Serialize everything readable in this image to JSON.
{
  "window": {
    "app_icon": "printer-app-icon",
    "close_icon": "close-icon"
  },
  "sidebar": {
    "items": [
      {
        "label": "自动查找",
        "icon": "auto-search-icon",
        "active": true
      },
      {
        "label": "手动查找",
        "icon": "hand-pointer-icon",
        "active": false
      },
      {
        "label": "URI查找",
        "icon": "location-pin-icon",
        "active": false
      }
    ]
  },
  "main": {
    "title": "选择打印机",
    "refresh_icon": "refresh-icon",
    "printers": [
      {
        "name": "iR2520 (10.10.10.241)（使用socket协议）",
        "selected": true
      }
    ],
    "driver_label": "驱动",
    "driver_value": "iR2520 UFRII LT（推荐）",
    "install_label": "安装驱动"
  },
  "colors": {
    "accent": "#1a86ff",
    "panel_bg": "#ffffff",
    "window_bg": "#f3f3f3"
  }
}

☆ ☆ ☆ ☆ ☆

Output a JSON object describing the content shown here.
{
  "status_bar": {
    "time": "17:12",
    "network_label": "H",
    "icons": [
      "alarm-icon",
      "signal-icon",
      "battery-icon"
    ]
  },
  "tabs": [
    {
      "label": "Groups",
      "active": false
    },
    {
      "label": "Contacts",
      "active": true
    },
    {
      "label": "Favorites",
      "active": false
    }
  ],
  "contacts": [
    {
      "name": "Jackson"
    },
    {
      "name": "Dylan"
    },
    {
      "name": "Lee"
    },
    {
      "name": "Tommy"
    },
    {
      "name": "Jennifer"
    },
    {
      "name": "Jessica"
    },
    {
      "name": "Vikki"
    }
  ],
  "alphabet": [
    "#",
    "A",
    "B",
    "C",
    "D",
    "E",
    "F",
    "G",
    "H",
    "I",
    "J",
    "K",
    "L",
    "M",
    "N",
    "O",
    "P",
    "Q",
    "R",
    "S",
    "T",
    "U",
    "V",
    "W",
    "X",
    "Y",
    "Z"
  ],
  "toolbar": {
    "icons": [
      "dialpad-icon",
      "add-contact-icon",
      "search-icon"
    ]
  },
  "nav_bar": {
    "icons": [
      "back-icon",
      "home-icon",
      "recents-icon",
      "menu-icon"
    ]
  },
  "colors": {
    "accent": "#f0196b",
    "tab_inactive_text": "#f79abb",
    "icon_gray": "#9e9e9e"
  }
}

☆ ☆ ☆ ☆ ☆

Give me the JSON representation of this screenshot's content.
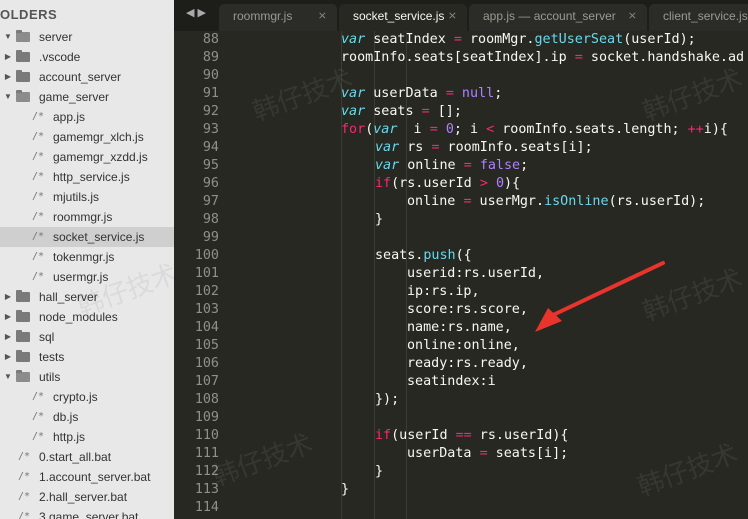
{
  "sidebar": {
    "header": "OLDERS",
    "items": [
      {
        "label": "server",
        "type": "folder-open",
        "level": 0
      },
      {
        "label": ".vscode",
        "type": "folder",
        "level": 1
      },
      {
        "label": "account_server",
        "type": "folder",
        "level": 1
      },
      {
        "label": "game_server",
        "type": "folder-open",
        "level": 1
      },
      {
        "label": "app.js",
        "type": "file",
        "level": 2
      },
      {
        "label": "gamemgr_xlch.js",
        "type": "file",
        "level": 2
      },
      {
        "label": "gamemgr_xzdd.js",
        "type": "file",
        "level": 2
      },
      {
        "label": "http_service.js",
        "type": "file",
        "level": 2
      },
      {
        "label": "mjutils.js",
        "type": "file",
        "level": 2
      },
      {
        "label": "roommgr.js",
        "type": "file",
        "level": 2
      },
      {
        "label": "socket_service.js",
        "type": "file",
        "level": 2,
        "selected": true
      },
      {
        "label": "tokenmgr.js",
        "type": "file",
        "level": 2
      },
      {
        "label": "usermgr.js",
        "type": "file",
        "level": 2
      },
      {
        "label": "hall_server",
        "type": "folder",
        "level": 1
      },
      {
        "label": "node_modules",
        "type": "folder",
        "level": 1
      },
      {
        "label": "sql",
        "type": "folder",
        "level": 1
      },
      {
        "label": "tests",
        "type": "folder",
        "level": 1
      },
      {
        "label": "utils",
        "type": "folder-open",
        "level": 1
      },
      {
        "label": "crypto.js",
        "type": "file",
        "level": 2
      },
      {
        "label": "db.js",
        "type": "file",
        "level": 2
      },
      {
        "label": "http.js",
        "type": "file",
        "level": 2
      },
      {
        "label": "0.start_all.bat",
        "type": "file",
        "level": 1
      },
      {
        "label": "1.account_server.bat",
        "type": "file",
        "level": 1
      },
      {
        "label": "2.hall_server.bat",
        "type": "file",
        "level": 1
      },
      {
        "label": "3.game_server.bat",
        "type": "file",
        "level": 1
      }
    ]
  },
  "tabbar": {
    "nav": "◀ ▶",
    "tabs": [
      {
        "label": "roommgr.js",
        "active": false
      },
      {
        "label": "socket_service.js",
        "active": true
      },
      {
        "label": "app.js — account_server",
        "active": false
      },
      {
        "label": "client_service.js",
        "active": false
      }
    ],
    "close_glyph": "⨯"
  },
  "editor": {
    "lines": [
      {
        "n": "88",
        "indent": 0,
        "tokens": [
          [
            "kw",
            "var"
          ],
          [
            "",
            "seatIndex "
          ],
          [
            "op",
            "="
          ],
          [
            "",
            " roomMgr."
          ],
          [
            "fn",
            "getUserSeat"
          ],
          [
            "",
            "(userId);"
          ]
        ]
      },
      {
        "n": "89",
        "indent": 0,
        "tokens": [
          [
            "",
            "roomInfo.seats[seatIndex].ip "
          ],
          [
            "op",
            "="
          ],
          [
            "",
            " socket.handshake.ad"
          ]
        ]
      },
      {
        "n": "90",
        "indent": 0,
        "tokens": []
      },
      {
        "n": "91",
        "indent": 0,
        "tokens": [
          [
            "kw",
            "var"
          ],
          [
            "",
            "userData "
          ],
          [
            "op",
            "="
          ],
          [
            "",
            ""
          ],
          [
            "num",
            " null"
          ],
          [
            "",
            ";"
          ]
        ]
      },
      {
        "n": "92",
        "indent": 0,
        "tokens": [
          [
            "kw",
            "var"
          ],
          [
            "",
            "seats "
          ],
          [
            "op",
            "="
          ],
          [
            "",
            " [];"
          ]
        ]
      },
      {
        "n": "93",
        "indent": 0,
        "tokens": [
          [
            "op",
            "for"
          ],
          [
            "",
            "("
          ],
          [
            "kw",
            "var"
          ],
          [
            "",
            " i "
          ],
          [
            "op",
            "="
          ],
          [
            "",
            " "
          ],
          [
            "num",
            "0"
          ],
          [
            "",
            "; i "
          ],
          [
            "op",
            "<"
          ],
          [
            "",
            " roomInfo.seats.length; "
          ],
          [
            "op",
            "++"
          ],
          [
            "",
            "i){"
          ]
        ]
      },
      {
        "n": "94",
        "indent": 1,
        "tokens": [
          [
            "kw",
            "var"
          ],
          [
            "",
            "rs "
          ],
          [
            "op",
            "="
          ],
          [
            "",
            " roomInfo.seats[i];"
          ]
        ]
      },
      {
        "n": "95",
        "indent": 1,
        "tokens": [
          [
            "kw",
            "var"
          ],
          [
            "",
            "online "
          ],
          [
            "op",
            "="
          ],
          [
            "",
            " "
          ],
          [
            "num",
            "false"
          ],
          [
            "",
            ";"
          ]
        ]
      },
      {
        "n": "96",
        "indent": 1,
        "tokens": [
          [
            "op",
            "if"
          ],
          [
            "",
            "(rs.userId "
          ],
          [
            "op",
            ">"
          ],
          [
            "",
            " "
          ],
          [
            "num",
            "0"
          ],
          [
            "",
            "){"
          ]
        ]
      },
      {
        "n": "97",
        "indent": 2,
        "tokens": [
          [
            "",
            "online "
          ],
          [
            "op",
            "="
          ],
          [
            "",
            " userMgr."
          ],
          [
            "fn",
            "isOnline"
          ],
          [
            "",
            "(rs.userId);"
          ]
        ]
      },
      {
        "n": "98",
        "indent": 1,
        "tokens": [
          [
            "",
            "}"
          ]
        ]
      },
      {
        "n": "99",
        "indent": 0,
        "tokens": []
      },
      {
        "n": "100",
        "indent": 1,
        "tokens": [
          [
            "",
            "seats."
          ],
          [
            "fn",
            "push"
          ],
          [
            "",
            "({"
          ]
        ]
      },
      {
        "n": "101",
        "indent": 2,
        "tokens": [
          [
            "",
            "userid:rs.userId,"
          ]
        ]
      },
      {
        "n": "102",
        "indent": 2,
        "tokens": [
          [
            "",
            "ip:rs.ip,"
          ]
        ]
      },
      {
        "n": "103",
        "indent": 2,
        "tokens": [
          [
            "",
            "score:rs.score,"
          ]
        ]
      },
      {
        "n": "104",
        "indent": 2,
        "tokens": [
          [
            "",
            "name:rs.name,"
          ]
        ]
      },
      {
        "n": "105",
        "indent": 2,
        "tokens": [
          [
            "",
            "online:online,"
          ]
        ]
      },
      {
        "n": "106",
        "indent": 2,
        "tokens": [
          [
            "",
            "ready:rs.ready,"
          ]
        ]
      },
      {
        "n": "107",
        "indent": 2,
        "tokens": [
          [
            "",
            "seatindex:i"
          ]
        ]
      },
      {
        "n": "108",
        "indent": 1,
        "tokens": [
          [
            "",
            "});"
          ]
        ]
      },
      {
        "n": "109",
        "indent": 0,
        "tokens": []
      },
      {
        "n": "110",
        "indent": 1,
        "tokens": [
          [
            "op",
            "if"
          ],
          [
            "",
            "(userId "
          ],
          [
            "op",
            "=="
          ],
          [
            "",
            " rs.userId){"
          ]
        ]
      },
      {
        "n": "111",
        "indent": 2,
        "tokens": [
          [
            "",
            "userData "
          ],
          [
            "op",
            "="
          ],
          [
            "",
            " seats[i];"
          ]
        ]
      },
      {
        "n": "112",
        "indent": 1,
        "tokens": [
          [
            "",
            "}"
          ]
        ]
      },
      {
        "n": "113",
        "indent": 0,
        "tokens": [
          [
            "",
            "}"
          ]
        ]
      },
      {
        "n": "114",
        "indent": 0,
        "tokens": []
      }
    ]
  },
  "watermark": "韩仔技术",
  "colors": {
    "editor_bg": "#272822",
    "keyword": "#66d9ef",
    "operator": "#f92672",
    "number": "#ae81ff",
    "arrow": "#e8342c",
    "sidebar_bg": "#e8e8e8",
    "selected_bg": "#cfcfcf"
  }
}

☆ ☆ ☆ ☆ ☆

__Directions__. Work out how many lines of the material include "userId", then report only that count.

__Result below__. 6